2,935 Hits – 762 Home Runs – .298 Batting Average – 162.8 Wins Above Replacement
Pittsburgh Pirates 1986-1992
San Francisco Giants 1993-2007
12x Silver Slugger Award
2x Batting Title Winner
8x Golden Glove Winner
3x Major League Player of the Year (Sporting News)
3x National League Hank Aaron Award Winner
5th in Slugging Percentage
4th in Wins Above Replacement
6th in On-Base Percentage
4th in Total Bases
1st in Home Runs
6th in Runs Batted In
1st in Walks
3rd in Runs
1st in Intentional Walks
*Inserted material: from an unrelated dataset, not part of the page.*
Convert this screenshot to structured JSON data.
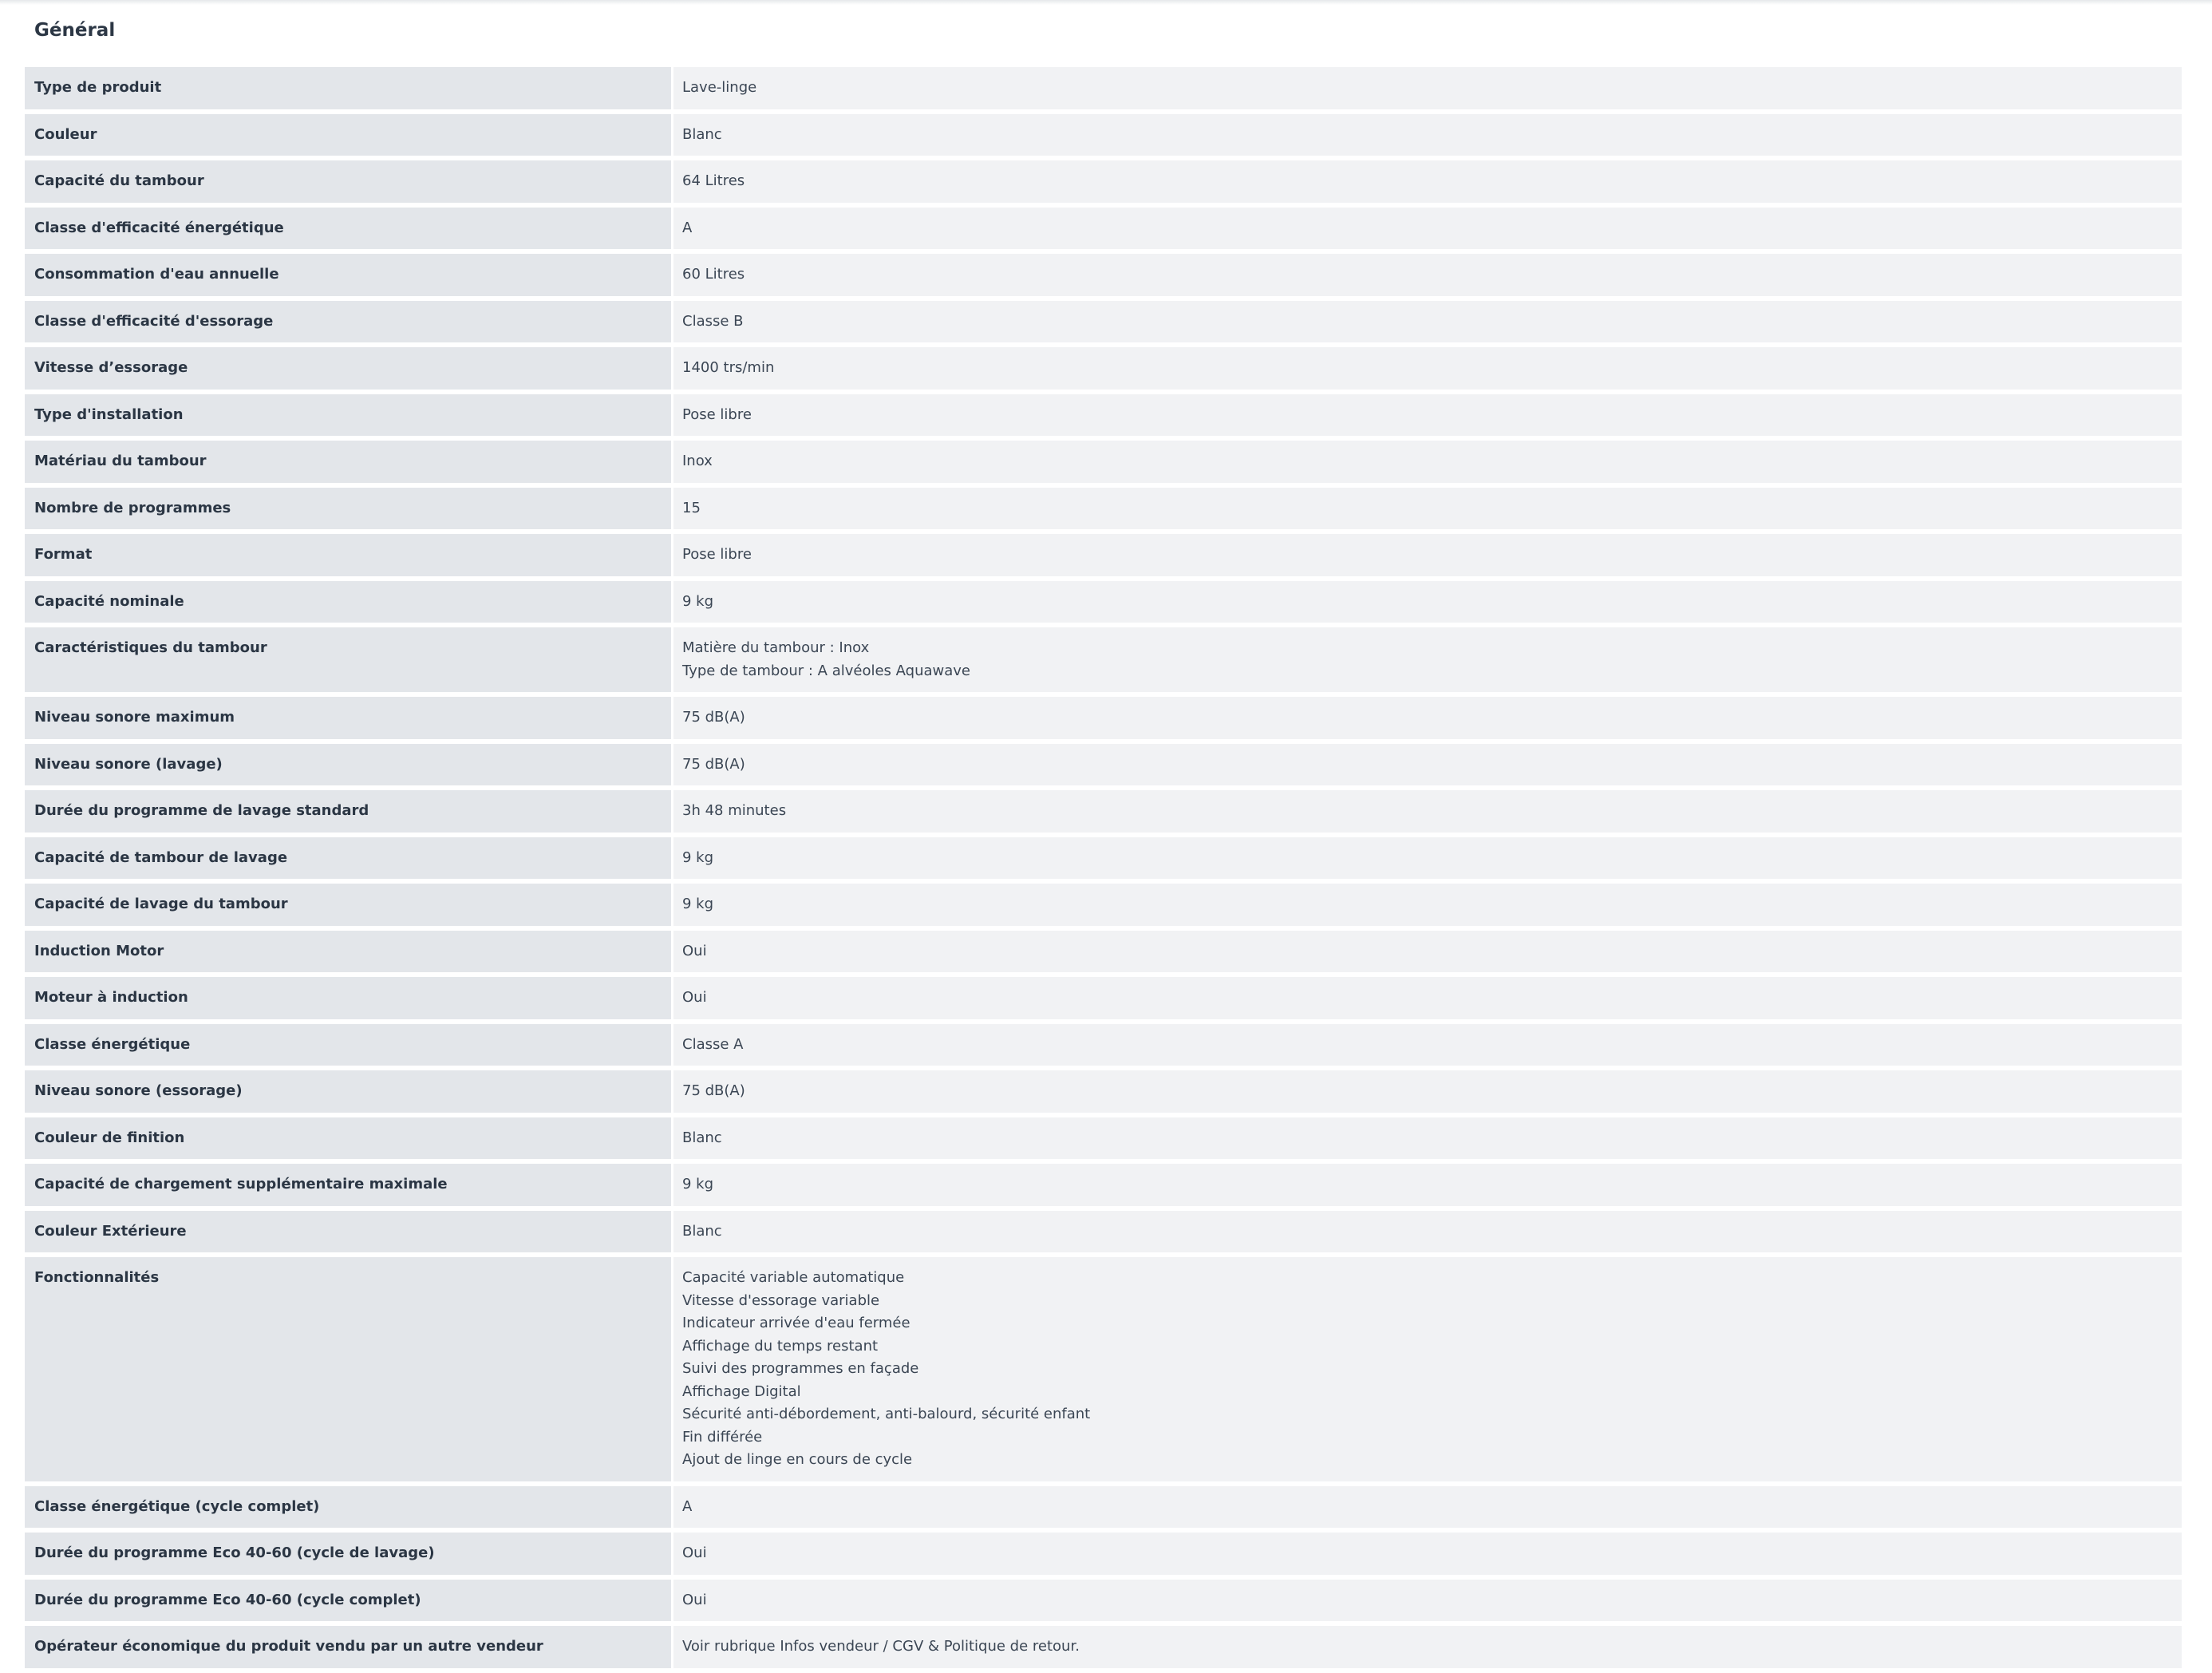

This is a controversial choice, especially as my first inductee. I completely understand why some of you wouldn’t want to include him in their Hall of Fame or in the actual Hall of Fame. The funny thing is that the Baseball Hall of Fame is starting to ease it’s disdain of Bonds. The percentage of voters giving him the thumbs up has been rising steadily. In 2013, his first year on the ballot, he received a disappointing 36.2% of the votes but by 2020, he was up to 60.7%. I guess time does heal all wounds. Unless you bring up Pete Rose, for whatever reason, but we’ll discuss that another time.
Bonds did steroids. I’m not going to argue that he didn’t do steroids or that it was ok because “everyone was doing it,” but his numbers were Hall of Fame worthy before his head grew three sizes. His home run numbers were pretty spectacular his entire career. He had the obvious jump during his record-breaking 73 HR season, but he was hitting in the 40s before and after that season. If you look at the stats, that’s the only real anomaly outside of his ridiculous walk numbers but those are so high because everyone was afraid to pitch to him.
Barry Bonds needs to be forgiven and he deserves to be in the Hall of Fame. That’s why I chose him as the inaugural member of The Hard Part’s Baseball Hall of Fame. Congratulations, Barry.
Fun fact: Barry Bonds is the cousin of Reggie Jackson. Yes, that Reggie Jackson.